With the changes that come with transition into adulthood, it is important to consider the safety of yourself and your friends.

Knowing how to stay safe when out and about in the city and where you live is an important part of preparing for adulthood. You will have already found some ways of keeping safe, such as crossing roads safely and not speaking to strangers. As a teenager you'll continue to do these things as you are likely to be going out on your own or with friends. It’s about being prepared and knowing where to go if something doesn’t go as expected. There are many places to go across the city if you’re feeling a bit confused, scared or need some help. These places are called Keep Safe Places and a list of Keep Safe Places is available to download on the further information page.

When you are out and about make sure you have helpful numbers stored in your contact list on your mobile phone. You can also carry a Keep Safe Card which is a small card that has important information about you as well as contact numbers of people to call if you need help.

You might already be using a computer, smartphone, tablet or games console to access the Internet but it’s important to keep safe when online. No one likes hurtful text messages or unwanted calls or emails so it’s important to know how to block these as well as making sure our security settings are up-to-date. There is lots of useful information about how to stay safe online on the Think U Know website It’s nice to be popular on social media sites like Facebook but never accept a friend request from or share personal information with someone you do not know.

Staying safe is everyone’s business. If you see a friend who you think needs help or if you need help yourself it’s important to tell someone you trust and who can stop things from getting worse. If you are using the Internet and something upsets you it’s important to tell your parent or carer so they are able to report it straight away.

There are many different forms of bullying. Some examples are:

  • Cyber bullying - someone sends upsetting text messages, phone calls, emails or posts things on websites like Facebook
  • Verbal bullying - someone calls you names, shouts insults at you, or spreads rumours about you
  • Physical bullying - Someone hits you, steals things from you or make you do something you don’t want to do

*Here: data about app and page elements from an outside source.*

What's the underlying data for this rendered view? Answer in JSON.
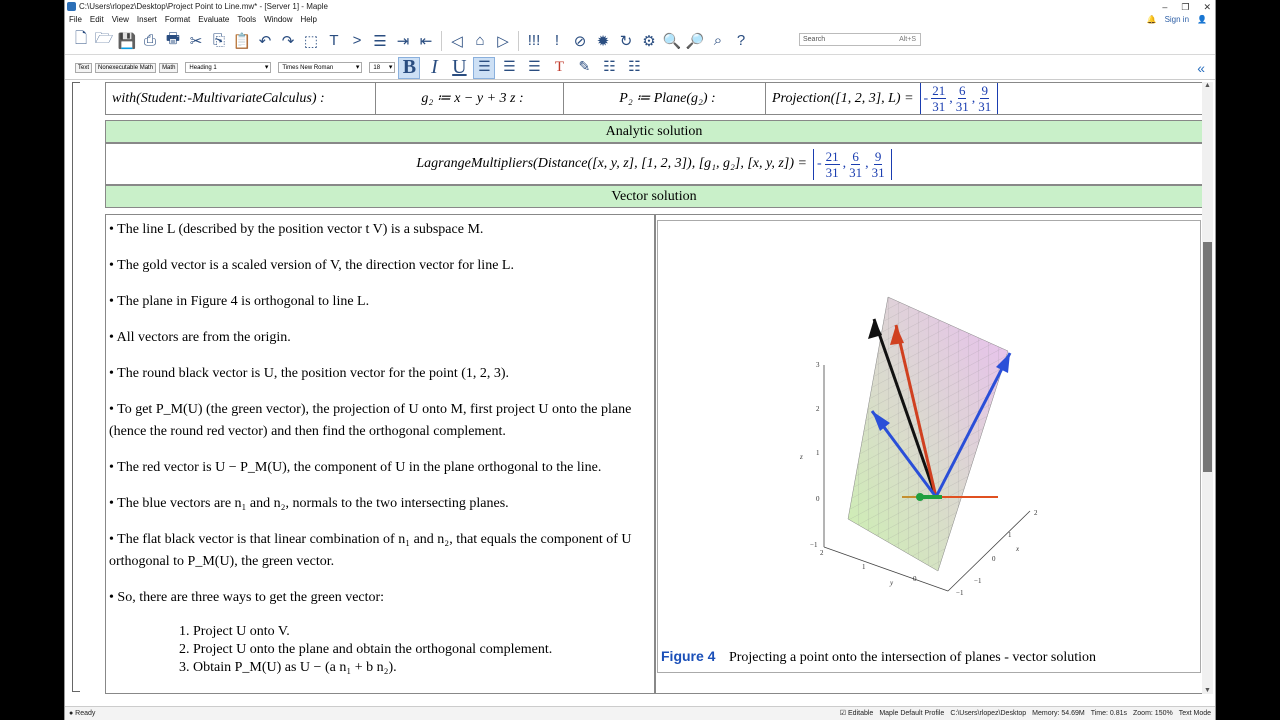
{
  "window": {
    "title": "C:\\Users\\rlopez\\Desktop\\Project Point to Line.mw* - [Server 1] - Maple",
    "controls": [
      "–",
      "❐",
      "✕"
    ]
  },
  "menu": [
    "File",
    "Edit",
    "View",
    "Insert",
    "Format",
    "Evaluate",
    "Tools",
    "Window",
    "Help"
  ],
  "account": {
    "signin": "Sign in"
  },
  "search": {
    "placeholder": "Search",
    "shortcut": "Alt+S"
  },
  "format_bar": {
    "modes": [
      "Text",
      "Nonexecutable Math",
      "Math"
    ],
    "style": "Heading 1",
    "font": "Times New Roman",
    "size": "18"
  },
  "math_row": {
    "c1": "with(Student:-MultivariateCalculus) :",
    "c2": "g₂ ≔ x − y + 3 z :",
    "c3": "P₂ ≔ Plane(g₂) :",
    "c4_lhs": "Projection([1, 2, 3], L) =",
    "result": {
      "sign": "-",
      "a_num": "21",
      "a_den": "31",
      "b_num": "6",
      "b_den": "31",
      "c_num": "9",
      "c_den": "31"
    }
  },
  "analytic": {
    "title": "Analytic solution",
    "expr": "LagrangeMultipliers(Distance([x, y, z], [1, 2, 3]), [g₁, g₂], [x, y, z]) ="
  },
  "vector": {
    "title": "Vector solution"
  },
  "bullets": [
    "• The line L (described by the position vector t V) is a subspace M.",
    "• The gold vector is a scaled version of V, the direction vector for line L.",
    "• The plane in Figure 4 is orthogonal to line L.",
    "• All vectors  are from the origin.",
    "• The round black vector is U, the position vector for the point (1, 2, 3).",
    "• To get P_M(U) (the green vector), the projection of U onto M, first project U onto the plane (hence the round red vector) and then find the orthogonal complement.",
    "• The red vector is U − P_M(U), the component of U in the plane orthogonal to the line.",
    "• The blue vectors are n₁ and n₂, normals to the two intersecting planes.",
    "• The flat black vector is that linear combination of n₁ and n₂, that equals the component of U orthogonal to P_M(U), the green vector.",
    "• So, there are three ways to get the green vector:"
  ],
  "steps": [
    "1. Project U onto V.",
    "2. Project U onto the plane and obtain the orthogonal complement.",
    "3. Obtain P_M(U) as U − (a n₁ + b n₂)."
  ],
  "figure": {
    "label": "Figure 4",
    "caption": "Projecting a point onto the intersection of planes - vector solution",
    "axis_z": "z",
    "axis_x": "x",
    "axis_y": "y",
    "z_ticks": [
      "3",
      "2",
      "1",
      "0",
      "−1"
    ],
    "x_ticks": [
      "2",
      "1",
      "0",
      "−1"
    ],
    "y_ticks": [
      "2",
      "1",
      "0",
      "−1"
    ]
  },
  "status": {
    "left": "● Ready",
    "items": [
      "☑ Editable",
      "Maple Default Profile",
      "C:\\Users\\rlopez\\Desktop",
      "Memory: 54.69M",
      "Time: 0.81s",
      "Zoom: 150%",
      "Text Mode"
    ]
  }
}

If you are being bullied never be afraid to tell someone that you trust. There is always someone you can talk to who will help if you are being bullied.